Renew your MIT certificate
Certificates are your key to secure web services at MIT, from ECAT to Employee Self-Service to SAPweb. Personal certificates expire periodically, and renewal is not automatic. Starting today, you can get a new certificate that will last until July 31, 2005. Go to http://web.mit.edu/ist/topics/certificates and click on the link "Get MIT Personal Certificate." (Certificates obtained before June 9 will expire on July 31, 2004.)
IS&T is revising the list of web browsers that are supported for obtaining MIT certificates. For the latest information, see http://web.mit.edu/ist/topics/browsers.
Be secure with MIT Windows Automated Update Service

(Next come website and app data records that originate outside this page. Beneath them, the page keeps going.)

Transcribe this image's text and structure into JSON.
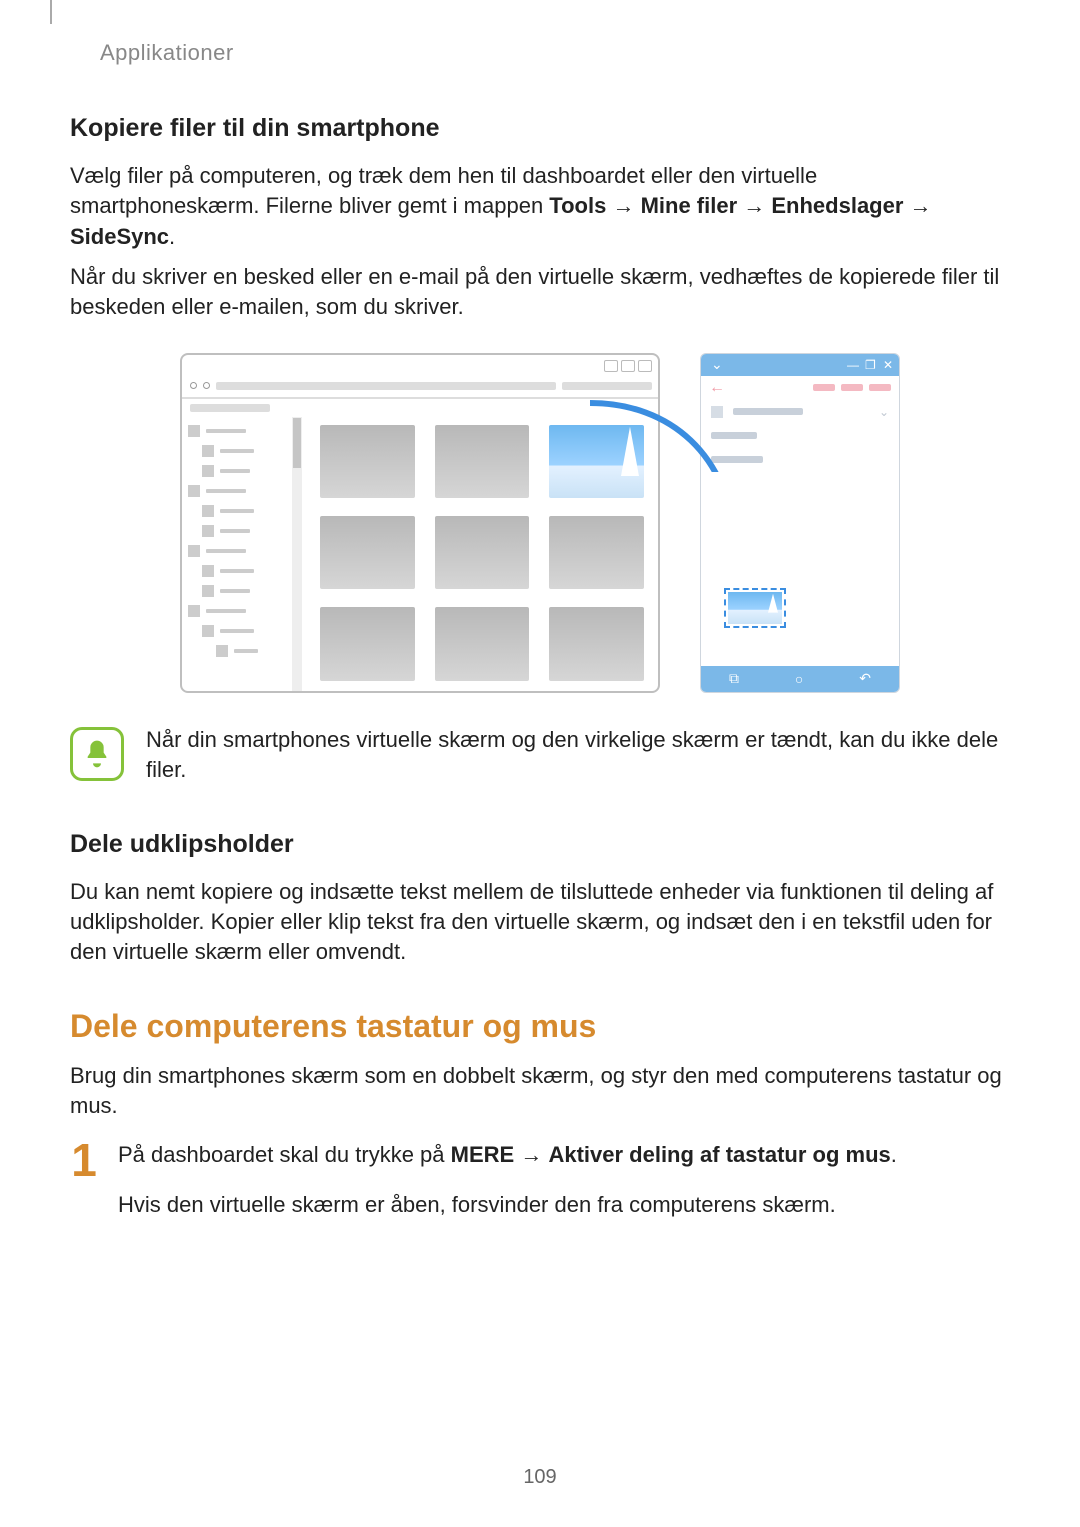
{
  "chapter": "Applikationer",
  "sec1": {
    "heading": "Kopiere filer til din smartphone",
    "p1a": "Vælg filer på computeren, og træk dem hen til dashboardet eller den virtuelle smartphoneskærm. Filerne bliver gemt i mappen ",
    "p1_tools": "Tools",
    "p1_arrow": " → ",
    "p1_mine": "Mine filer",
    "p1_enh": "Enhedslager",
    "p1_side": "SideSync",
    "p1_end": ".",
    "p2": "Når du skriver en besked eller en e-mail på den virtuelle skærm, vedhæftes de kopierede filer til beskeden eller e-mailen, som du skriver."
  },
  "note": "Når din smartphones virtuelle skærm og den virkelige skærm er tændt, kan du ikke dele filer.",
  "sec2": {
    "heading": "Dele udklipsholder",
    "p": "Du kan nemt kopiere og indsætte tekst mellem de tilsluttede enheder via funktionen til deling af udklipsholder. Kopier eller klip tekst fra den virtuelle skærm, og indsæt den i en tekstfil uden for den virtuelle skærm eller omvendt."
  },
  "sec3": {
    "heading": "Dele computerens tastatur og mus",
    "p": "Brug din smartphones skærm som en dobbelt skærm, og styr den med computerens tastatur og mus.",
    "step_no": "1",
    "step1a": "På dashboardet skal du trykke på ",
    "step1_mere": "MERE",
    "step1_arrow": " → ",
    "step1_akt": "Aktiver deling af tastatur og mus",
    "step1_end": ".",
    "step1b": "Hvis den virtuelle skærm er åben, forsvinder den fra computerens skærm."
  },
  "glyphs": {
    "chev": "⌄",
    "back": "←",
    "min": "—",
    "sq": "❐",
    "x": "✕",
    "tab": "⧉",
    "home": "○",
    "backnav": "↶"
  },
  "page": "109"
}
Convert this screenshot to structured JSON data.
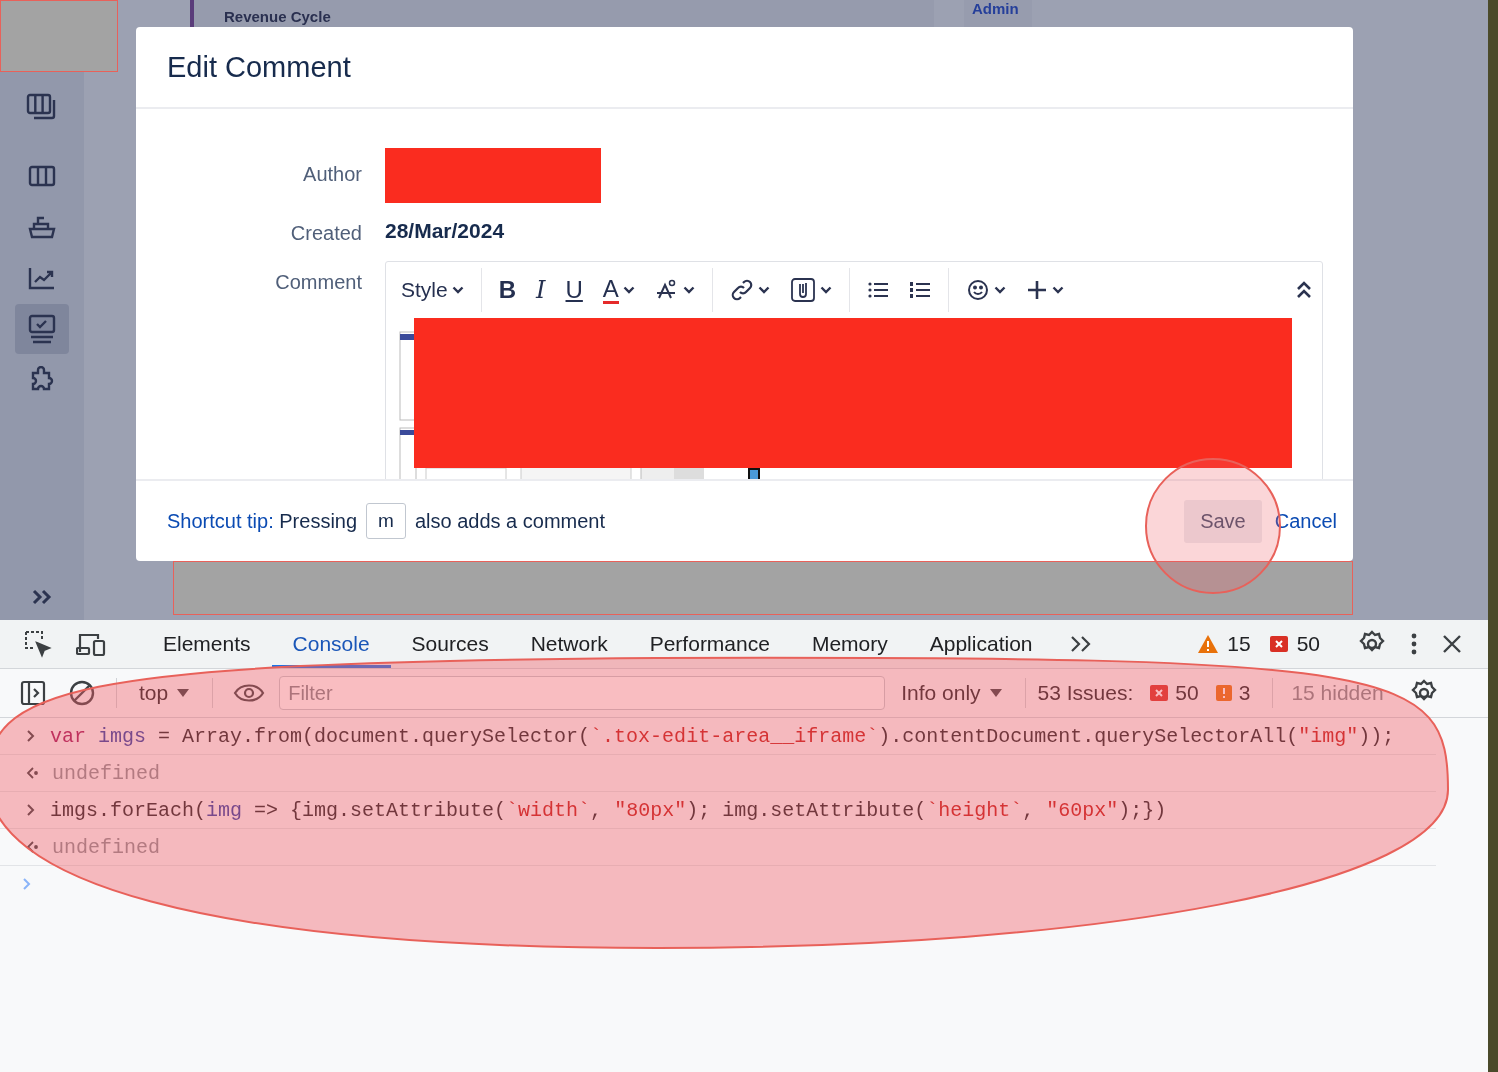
{
  "background": {
    "texts": [
      "Revenue Cycle",
      "Admin"
    ]
  },
  "sidebar": {
    "items": [
      {
        "kind": "columns-stack",
        "selected": false
      },
      {
        "kind": "columns",
        "selected": false
      },
      {
        "kind": "boat",
        "selected": false
      },
      {
        "kind": "chart",
        "selected": false
      },
      {
        "kind": "monitor",
        "selected": true
      },
      {
        "kind": "puzzle",
        "selected": false
      }
    ]
  },
  "dialog": {
    "title": "Edit Comment",
    "fields": [
      {
        "label": "Author",
        "kind": "redacted"
      },
      {
        "label": "Created",
        "kind": "text",
        "value": "28/Mar/2024"
      },
      {
        "label": "Comment",
        "kind": "editor"
      }
    ],
    "toolbar": {
      "groups": [
        [
          {
            "kind": "style",
            "label": "Style"
          }
        ],
        [
          {
            "kind": "bold",
            "glyph": "B"
          },
          {
            "kind": "italic",
            "glyph": "I"
          },
          {
            "kind": "underline",
            "glyph": "U"
          },
          {
            "kind": "color",
            "glyph": "A"
          },
          {
            "kind": "format"
          }
        ],
        [
          {
            "kind": "link"
          },
          {
            "kind": "attach"
          }
        ],
        [
          {
            "kind": "bullets"
          },
          {
            "kind": "numbers"
          }
        ],
        [
          {
            "kind": "emoji"
          },
          {
            "kind": "plus"
          }
        ]
      ]
    },
    "footer": {
      "tip_label": "Shortcut tip:",
      "tip_before": "Pressing",
      "key": "m",
      "tip_after": "also adds a comment",
      "save": "Save",
      "cancel": "Cancel"
    }
  },
  "devtools": {
    "tabs": [
      {
        "label": "Elements",
        "selected": false
      },
      {
        "label": "Console",
        "selected": true
      },
      {
        "label": "Sources",
        "selected": false
      },
      {
        "label": "Network",
        "selected": false
      },
      {
        "label": "Performance",
        "selected": false
      },
      {
        "label": "Memory",
        "selected": false
      },
      {
        "label": "Application",
        "selected": false
      }
    ],
    "warnings": "15",
    "errors": "50",
    "context": "top",
    "filter_placeholder": "Filter",
    "level": "Info only",
    "issues_label": "53 Issues:",
    "issues_errors": "50",
    "issues_warnings": "3",
    "hidden": "15 hidden",
    "lines": [
      {
        "kind": "input",
        "segments": [
          {
            "t": "var",
            "kind": "keyword"
          },
          {
            "t": " imgs",
            "kind": "variable"
          },
          {
            "t": " = Array.from(document.querySelector(",
            "kind": "plain"
          },
          {
            "t": "`.tox-edit-area__iframe`",
            "kind": "string"
          },
          {
            "t": ").contentDocument.querySelectorAll(",
            "kind": "plain"
          },
          {
            "t": "\"img\"",
            "kind": "string"
          },
          {
            "t": "));",
            "kind": "plain"
          }
        ]
      },
      {
        "kind": "output",
        "segments": [
          {
            "t": "undefined",
            "kind": "plain"
          }
        ]
      },
      {
        "kind": "input",
        "segments": [
          {
            "t": "imgs.forEach(",
            "kind": "plain"
          },
          {
            "t": "img",
            "kind": "variable"
          },
          {
            "t": " => {img.setAttribute(",
            "kind": "plain"
          },
          {
            "t": "`width`",
            "kind": "string"
          },
          {
            "t": ", ",
            "kind": "plain"
          },
          {
            "t": "\"80px\"",
            "kind": "string"
          },
          {
            "t": "); img.setAttribute(",
            "kind": "plain"
          },
          {
            "t": "`height`",
            "kind": "string"
          },
          {
            "t": ", ",
            "kind": "plain"
          },
          {
            "t": "\"60px\"",
            "kind": "string"
          },
          {
            "t": ");})",
            "kind": "plain"
          }
        ]
      },
      {
        "kind": "output",
        "segments": [
          {
            "t": "undefined",
            "kind": "plain"
          }
        ]
      }
    ]
  }
}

The MIT Windows Automatic Update Service (WAUS) lets community members use Microsoft's Automatic Update feature with a more limited selection of patches focused on critical security updates than those available directly from Microsoft's Windows Update site. This service may be used by MIT faculty, staff and students on MIT-owned and personal machines.
Security patches for vulnerabilities that are rated "critical" or "important" by the Microsoft security team will be available via WAUS within 48 hours of their release on Microsoft's site. Otherwise, Information Services and Technology (IS&T) will notify the community about why a patch was not included. During the 48 hours before a patch is made available, IS&T will test a suite of applications, evaluate the impact on the central domain, and monitor industry lists for reports of the patch causing problems in other environments. IS&T can post patches more quickly if needed.
WAUS will also be used to deploy service packs. The policy for service pack deployment is being refined, but WAUS currently provides Windows 2000 SP4 and Windows XP SP1.
For details on WAUS and how to subscribe to it, see http://web.mit.edu/ist/topics/windows/updates.
Computing for students
New students will soon be arriving on campus, and many are already looking into what computer to bring and how to set up their user name and password. To learn more about computing at MIT, new students--and those who work with them--may want to visit the overview page at http://web.mit.edu/ist/start/students. Among other items, this page contains links to recommended computers and operating systems.
Date/time stamp for voice mail messages
If you are reviewing your voice mail messages and want to know the date and time a message was sent, press 5 during or after listening to the message. Along with the date/time stamp, you will get related caller information. For more tips on making the most of voice mail, see http://itinfo.mit.edu/answer?id=4348.
Digitalk is compiled by Information Services & Technology.